I've been using Mionix mice for years now, because being a regular person, and not a pro gamer, I value ergonomics over performance. But what happens when Mionix get around to making a mouse that feels as good as it works?
You get, at least in theory, the Naos 7000. Which is an awesome gaming mouse.
- 32bit ARM processor running at 32Mhz
- Right handed truly ergonomic design, full palm grip
- Soft touch rubber coating
- 7 fully programmable buttons
- 3 step in-game DPI adjustment
- 2 integrated RGB LEDs in 2 color zones
- Up to 16.8 Million LED color options
- Lighting effects Color shift, Solid, Blinking, Pulsating and Breathing
- 128 kb built-in memory
- Polling rate adjustable up to 1000Hz
- Large PTFE mouse feet
- Gold Plated, Full speed USB 2.0 connection with Plug and Play
- Cable 2m long braided cable
- ADNS 3310 gaming grade IR-LED optical sensor
- Up to 7000DPI
- MAX tracking speed of at least 5.45m/sec (215 IPS)
- No positive or negative hardware acceleration
- Adjustable Lift Off Distance
- Up to 5 Profiles saved to the in-built memory
- Adjustable X / Y Axis
- Adjustable Polling Rate
- Live record macro manager
- Up to 16.8 million color LED options
- Customize RGB manger
- Pulsating, Blinking and Breathing LED effects
- Color Shift lighting mode
- Angle Snapping adjustable in 15 steps
- Angle Tuning adjustable from -30 to 30 degrees
- LOD Calibration tool
- S.Q.A.T Surface Quality Analyzer Tool
Dimensions And Weight
- 130.84×84.72×38.67 mm / 5.15×3.33×1.52 in
- Netto (w/o cable): 103 gr
- Netto (cable incl.): 147 gr
On the outside, it looks exactly the same as the company's last few flagship mice. Even feels (mostly) the same. Indeed, if it wasn't for the removal of DPI LED lights on the side (which I never used on the 8200 anyway), I couldn't tell the difference between the three.

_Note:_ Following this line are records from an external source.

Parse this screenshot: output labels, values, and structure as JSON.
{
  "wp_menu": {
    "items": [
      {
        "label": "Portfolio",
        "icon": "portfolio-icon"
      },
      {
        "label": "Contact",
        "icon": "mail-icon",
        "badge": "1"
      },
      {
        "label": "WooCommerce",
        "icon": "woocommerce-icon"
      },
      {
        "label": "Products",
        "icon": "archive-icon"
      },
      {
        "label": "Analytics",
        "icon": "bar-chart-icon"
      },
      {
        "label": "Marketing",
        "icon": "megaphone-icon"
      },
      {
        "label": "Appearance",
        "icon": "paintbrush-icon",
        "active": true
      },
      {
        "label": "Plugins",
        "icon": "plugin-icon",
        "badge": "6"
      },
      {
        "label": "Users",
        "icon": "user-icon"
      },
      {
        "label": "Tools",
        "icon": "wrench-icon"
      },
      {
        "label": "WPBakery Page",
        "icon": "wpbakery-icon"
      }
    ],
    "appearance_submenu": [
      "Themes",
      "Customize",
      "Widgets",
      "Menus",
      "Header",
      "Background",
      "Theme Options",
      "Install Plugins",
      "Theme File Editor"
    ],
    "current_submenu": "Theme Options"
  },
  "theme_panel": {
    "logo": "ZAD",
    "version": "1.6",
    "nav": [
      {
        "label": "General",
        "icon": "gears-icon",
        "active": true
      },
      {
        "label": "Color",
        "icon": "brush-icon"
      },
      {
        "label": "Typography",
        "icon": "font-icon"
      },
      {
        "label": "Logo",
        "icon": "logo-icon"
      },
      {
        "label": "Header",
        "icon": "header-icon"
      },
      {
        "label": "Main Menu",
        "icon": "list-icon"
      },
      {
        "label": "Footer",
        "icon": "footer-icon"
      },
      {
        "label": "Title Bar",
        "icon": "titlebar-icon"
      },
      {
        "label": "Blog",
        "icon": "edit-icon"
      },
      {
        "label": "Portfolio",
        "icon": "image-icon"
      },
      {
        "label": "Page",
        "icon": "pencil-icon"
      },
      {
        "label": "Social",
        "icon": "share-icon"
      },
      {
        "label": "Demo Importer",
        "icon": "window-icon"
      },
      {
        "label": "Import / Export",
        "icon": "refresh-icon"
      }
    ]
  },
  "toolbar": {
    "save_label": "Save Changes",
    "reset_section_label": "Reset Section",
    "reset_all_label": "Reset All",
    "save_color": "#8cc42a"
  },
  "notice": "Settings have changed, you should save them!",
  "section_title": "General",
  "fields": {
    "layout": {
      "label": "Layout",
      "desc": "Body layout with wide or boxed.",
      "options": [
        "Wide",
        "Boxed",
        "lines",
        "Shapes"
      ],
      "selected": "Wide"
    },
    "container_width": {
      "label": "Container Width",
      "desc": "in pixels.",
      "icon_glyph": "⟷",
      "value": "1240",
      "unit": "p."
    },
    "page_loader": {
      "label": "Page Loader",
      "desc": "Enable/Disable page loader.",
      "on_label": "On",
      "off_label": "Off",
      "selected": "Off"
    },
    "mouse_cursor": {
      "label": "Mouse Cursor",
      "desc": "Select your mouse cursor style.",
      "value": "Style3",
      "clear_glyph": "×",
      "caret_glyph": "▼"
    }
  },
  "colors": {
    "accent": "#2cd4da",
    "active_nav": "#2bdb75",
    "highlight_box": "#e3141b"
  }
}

There's the same top-shelf ergonomics, which makes the mouse comfortable to use all day long. There's the same soft-rubber, matte finish which provides fantastic grip and feels expensive. And, best of all, there's the same restraint in terms of design, with only a small Mionix logo at the base and a light under the mousewheel breaking from the solid, stealth-black appearance.
A few tweaks have been made in terms of your interaction with the mouse. The mousehweel feels slightly heavier, with a more discernable click to it. It's also slightly heavier than its predecessor, the 8200, and while the specs sheet says it's only by a margin of 4 grams, I noticed it almost immediately (and was thankful for it, since the 8200 always felt a little too light compared to its heavier sibling, the 5000).
For the most part, though, it's a case of ain't broke, don't fix. People like myself dig the mice for their comfort, practicality and simplicity. Not every gaming mouse needs to be a neon-flashing monstrosity of angles and flourishes.
Where changes have been made is inside the mouse. The 8200, as much as it was fine for me as a regular (if heavy) gamer, was a laser mouse, which those serious about their competitive gaming (first person shooters especially) mightn't have been too happy with.
The 7000 is an optical mouse, which apparently offers smoother movement and improved accuracy at higher speeds, with a maximum DPI of 7000 (hence the name). I'll be honest - I put the 8200 and 7000 through their paces in Battlefield 4, Portal 2 and some Total War for comparison and my regular human hand/brain just couldn't tell the difference.
If you're the kind of gamer who can (or thinks they can), then I apologise from the bottom of my heart. This review won't be for you, sorry. Please direct all complaints to plunkettATkotakuDOTcom.
All I can say is that as a writer and a strategy gamer, I judge a mouse on its feel (for comfort during prolonged gaming) and build quality, and the NAOS 7000 is, like its predecessors were at the time, the best damn gaming mouse I've ever used.
It retails for $80.